The last of 16 witnesses at this week’s inquest in Fredericton was Rachel Boehm, Horizon Health Network’s executive regional director of addictions and mental health.
Boehm led the inquest through a list of 12 recommendations that were made in March 2021 after an internal review of the circumstances surrounding Lexi’s death.
She said the process involves a meeting of all of the people who were involved and the goal is to come up with system improvements that could prevent similar incidents in future.
Essentially, explained Boehm, “what can we learn to do better next time.”
Many of the recommendations centred around improved training for emergency room staff. Some of the recommendations were rejected because they were already underway, explained Boehm.
She said several changes were made immediately following Lexi’s death, including better training for ER staff in treating mental health problems and identifying high-risk patients.
One of the biggest changes, said Boehm, was the addition of a dedicated mental health team in emergency departments. She said patients still have to wait to be triaged, but once mental health problems are identified, patients are diverted to a separate, quiet area where they wait to be seen by a multidisciplinary team of professionals.
Boehm said a gap was also identified in transferring patients to community-based services. Recommendations included creating a standardized system for transferring patients, which includes steps to ensure patients don’t fall through the cracks.
Related to that, Boehm said, emergency room staff were reminded about the mobile crisis unit and how it can be used. Similarly, staff members were reminded that “urgent” time slots were always reserved for next-day referrals for mental health services.

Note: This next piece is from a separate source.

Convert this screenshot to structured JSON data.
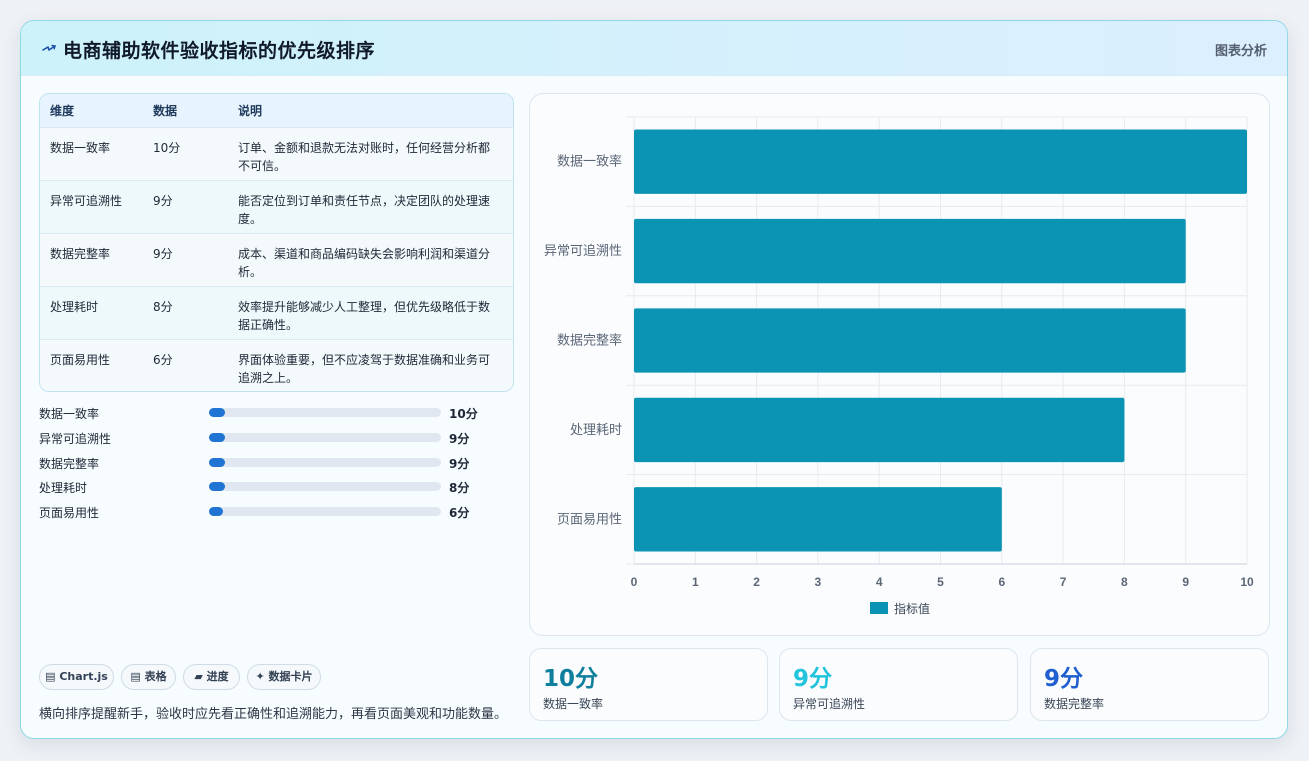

The group also suggested establishing a standardized system for transferring patients from private care to the public system. Boehm said the recommendation was rejected because Horizon doesn’t have the authority over the private system, and each profession would have its own regulatory body.
Although rejected, Boehm said the public system can still reach out in individual cases and make every effort to obtain permission to get private counselling records.

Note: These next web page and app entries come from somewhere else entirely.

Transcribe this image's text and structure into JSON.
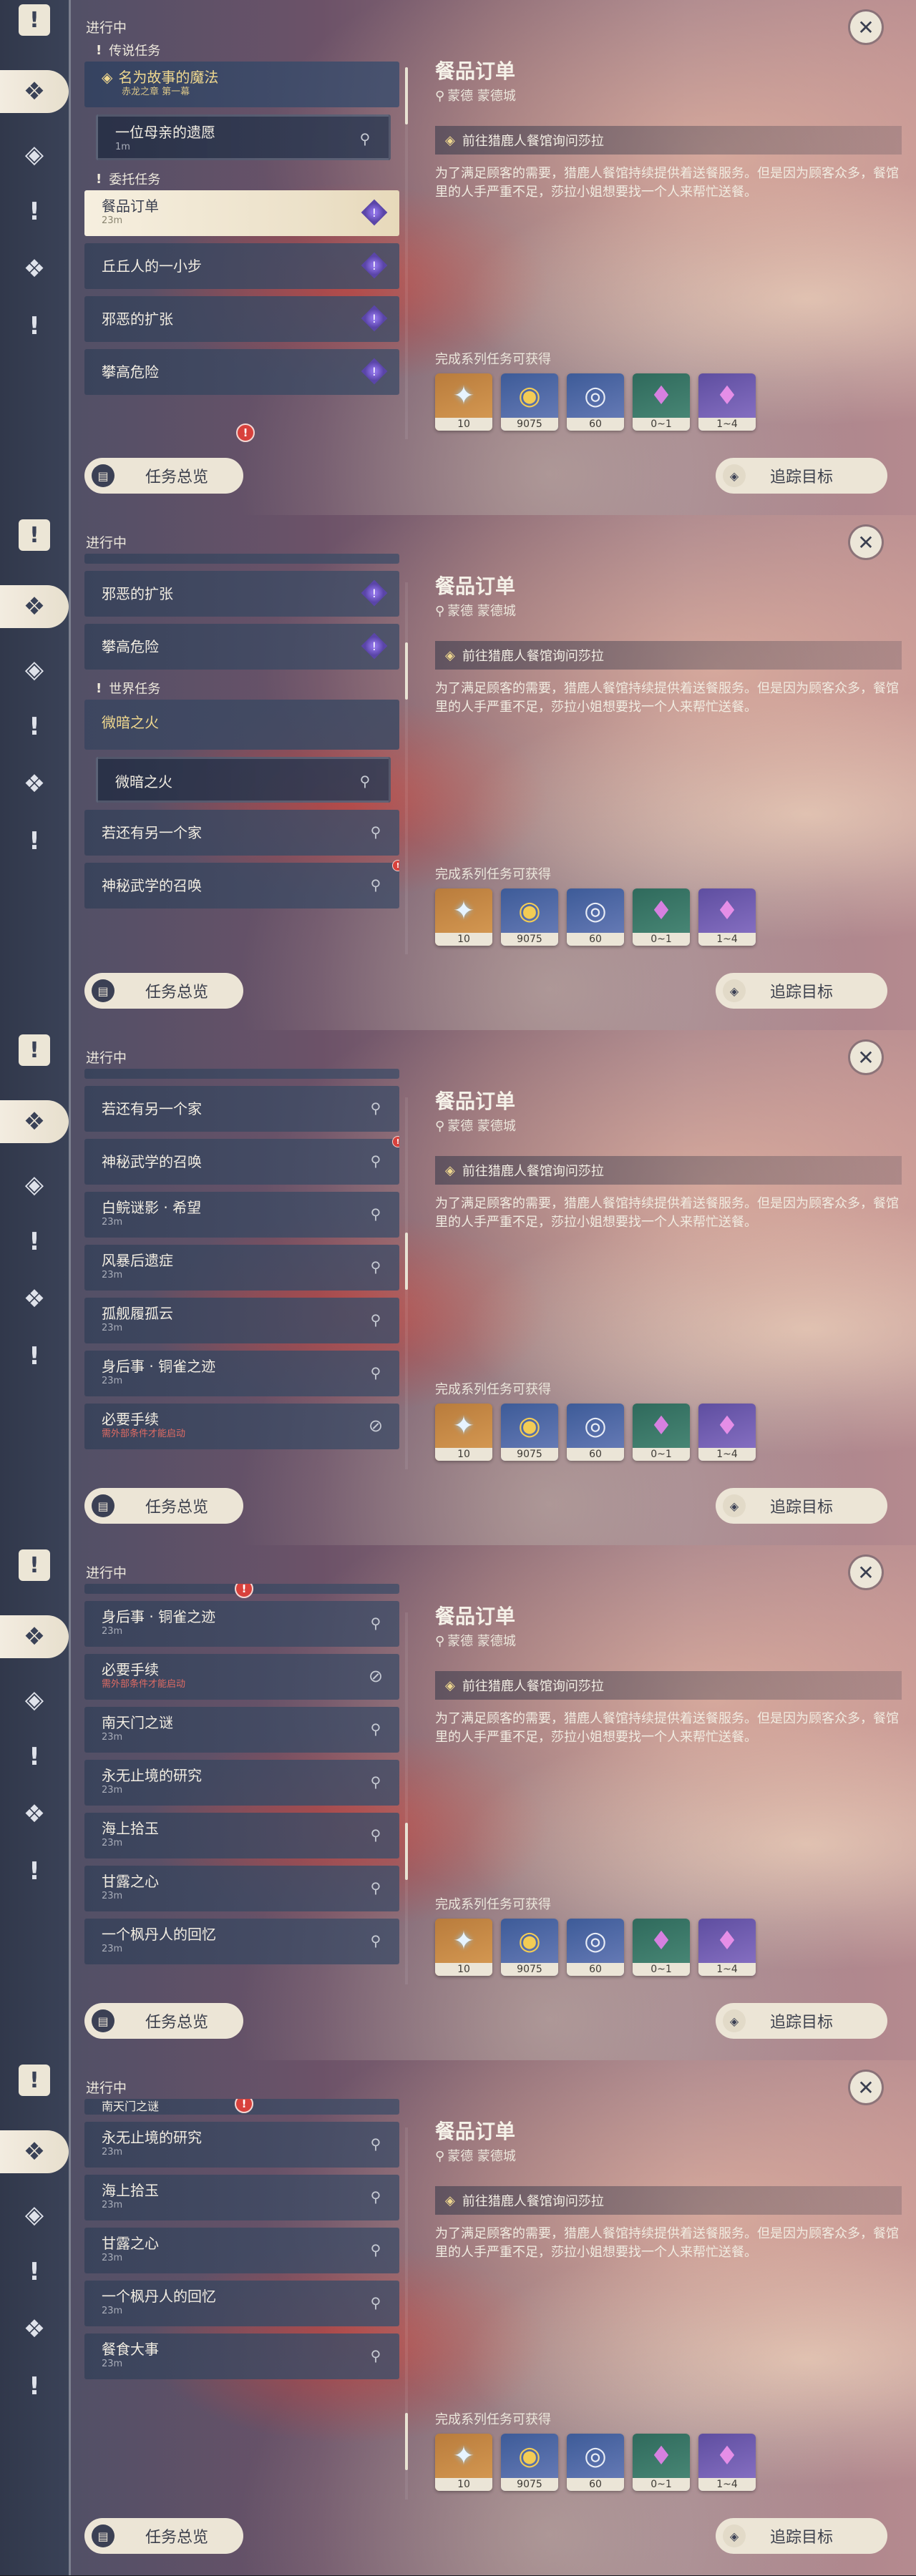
{
  "ui": {
    "in_progress": "进行中",
    "quest_overview": "任务总览",
    "track_target": "追踪目标",
    "close_symbol": "✕"
  },
  "rail_icons": [
    "quest-book-icon",
    "all-quests-icon",
    "archon-quest-icon",
    "story-quest-icon",
    "world-quest-icon",
    "event-quest-icon"
  ],
  "detail": {
    "title": "餐品订单",
    "location": "蒙德 蒙德城",
    "goal": "前往猎鹿人餐馆询问莎拉",
    "description": "为了满足顾客的需要，猎鹿人餐馆持续提供着送餐服务。但是因为顾客众多，餐馆里的人手严重不足，莎拉小姐想要找一个人来帮忙送餐。",
    "rewards_label": "完成系列任务可获得",
    "rewards": [
      {
        "name": "primogem",
        "icon": "✦",
        "count": "10",
        "rarity": "gold"
      },
      {
        "name": "mora",
        "icon": "◉",
        "count": "9075",
        "rarity": "blue"
      },
      {
        "name": "adventure-exp",
        "icon": "◎",
        "count": "60",
        "rarity": "blue"
      },
      {
        "name": "crystal-green",
        "icon": "♦",
        "count": "0~1",
        "rarity": "green"
      },
      {
        "name": "crystal-purple",
        "icon": "♦",
        "count": "1~4",
        "rarity": "purple"
      }
    ]
  },
  "screens": [
    {
      "items": [
        {
          "kind": "section",
          "label": "传说任务"
        },
        {
          "kind": "legend",
          "name": "名为故事的魔法",
          "sub": "赤龙之章 第一幕"
        },
        {
          "kind": "child",
          "name": "一位母亲的遗愿",
          "sub": "1m",
          "right": "pin"
        },
        {
          "kind": "section",
          "label": "委托任务"
        },
        {
          "kind": "quest",
          "name": "餐品订单",
          "sub": "23m",
          "right": "purple",
          "selected": true
        },
        {
          "kind": "quest",
          "name": "丘丘人的一小步",
          "sub": "",
          "right": "purple"
        },
        {
          "kind": "quest",
          "name": "邪恶的扩张",
          "sub": "",
          "right": "purple"
        },
        {
          "kind": "quest",
          "name": "攀高危险",
          "sub": "",
          "right": "purple"
        }
      ]
    },
    {
      "items": [
        {
          "kind": "partial"
        },
        {
          "kind": "quest",
          "name": "邪恶的扩张",
          "sub": "",
          "right": "purple"
        },
        {
          "kind": "quest",
          "name": "攀高危险",
          "sub": "",
          "right": "purple"
        },
        {
          "kind": "section",
          "label": "世界任务"
        },
        {
          "kind": "world",
          "name": "微暗之火",
          "sub": ""
        },
        {
          "kind": "child",
          "name": "微暗之火",
          "sub": "",
          "right": "pin"
        },
        {
          "kind": "quest",
          "name": "若还有另一个家",
          "sub": "",
          "right": "pin"
        },
        {
          "kind": "quest",
          "name": "神秘武学的召唤",
          "sub": "",
          "right": "pin",
          "notice": true
        }
      ]
    },
    {
      "items": [
        {
          "kind": "partial"
        },
        {
          "kind": "quest",
          "name": "若还有另一个家",
          "sub": "",
          "right": "pin"
        },
        {
          "kind": "quest",
          "name": "神秘武学的召唤",
          "sub": "",
          "right": "pin",
          "notice": true
        },
        {
          "kind": "quest",
          "name": "白鲩谜影 · 希望",
          "sub": "23m",
          "right": "pin"
        },
        {
          "kind": "quest",
          "name": "风暴后遗症",
          "sub": "23m",
          "right": "pin"
        },
        {
          "kind": "quest",
          "name": "孤舰履孤云",
          "sub": "23m",
          "right": "pin"
        },
        {
          "kind": "quest",
          "name": "身后事 · 铜雀之迹",
          "sub": "23m",
          "right": "pin"
        },
        {
          "kind": "quest",
          "name": "必要手续",
          "sub": "需外部条件才能启动",
          "red": true,
          "right": "ban"
        }
      ]
    },
    {
      "items": [
        {
          "kind": "partial",
          "notice": true
        },
        {
          "kind": "quest",
          "name": "身后事 · 铜雀之迹",
          "sub": "23m",
          "right": "pin"
        },
        {
          "kind": "quest",
          "name": "必要手续",
          "sub": "需外部条件才能启动",
          "red": true,
          "right": "ban"
        },
        {
          "kind": "quest",
          "name": "南天门之谜",
          "sub": "23m",
          "right": "pin"
        },
        {
          "kind": "quest",
          "name": "永无止境的研究",
          "sub": "23m",
          "right": "pin"
        },
        {
          "kind": "quest",
          "name": "海上拾玉",
          "sub": "23m",
          "right": "pin"
        },
        {
          "kind": "quest",
          "name": "甘露之心",
          "sub": "23m",
          "right": "pin"
        },
        {
          "kind": "quest",
          "name": "一个枫丹人的回忆",
          "sub": "23m",
          "right": "pin"
        }
      ]
    },
    {
      "items": [
        {
          "kind": "partial",
          "notice": true,
          "name": "南天门之谜"
        },
        {
          "kind": "quest",
          "name": "永无止境的研究",
          "sub": "23m",
          "right": "pin"
        },
        {
          "kind": "quest",
          "name": "海上拾玉",
          "sub": "23m",
          "right": "pin"
        },
        {
          "kind": "quest",
          "name": "甘露之心",
          "sub": "23m",
          "right": "pin"
        },
        {
          "kind": "quest",
          "name": "一个枫丹人的回忆",
          "sub": "23m",
          "right": "pin"
        },
        {
          "kind": "quest",
          "name": "餐食大事",
          "sub": "23m",
          "right": "pin"
        }
      ]
    }
  ],
  "scroll_position": [
    0.0,
    0.2,
    0.45,
    0.7,
    0.95
  ]
}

She said the transfer of services “is a time of risk,” and the aim is to reduce the possibility of gaps in service or being lost.
Summarizing the effectiveness of changes that have been made since Lexi’s death, Boehm said mental health patients are now seen by specially trained intervention teams much more quickly when they present at emergency departments.
Jury makes 10 recommendations
The jury’s recommendations focused heavily on education — better educating the public about resources available and patients about what exactly is available to them and keeping them informed through every step of the diagnosis and treatment stages.
- Increasing awareness and educating youth and the public about what mental health services are available.
- Available mental health services should be marketed and information should be easily accessible.
- The hospital should improve communication with patients and brochures should outline services and contact information.
- A standardized patient discharge information sheet should be given to patients with relevant medical information from their visit, such as diagnosis, medications and care plan.
- Hospital clerks should confirm contact information with patients.
- The “contract for safety,” an agreement between the patient and health-care providers, should use consistent and specific wording.
- A parent or legal guardian should be present and involved with the “contract for safety” if the patient is a youth.
- Community mental health services should specify the next follow-up appointment, with date and time.
- Signage in the waiting room should be displayed to reassure and support patients who are waiting.
- Additional resources should be made available for community mental health services.
If you are in crisis or know someone who is, here is where to get help:
CHIMO hotline: 1-800-667-5005 / http://www.chimohelpline.ca
Kids Help Phone: 1-800-668-6868, Live Chat counselling at www.kidshelpphone.ca
Canada Suicide Prevention Service: 1-833-456-4566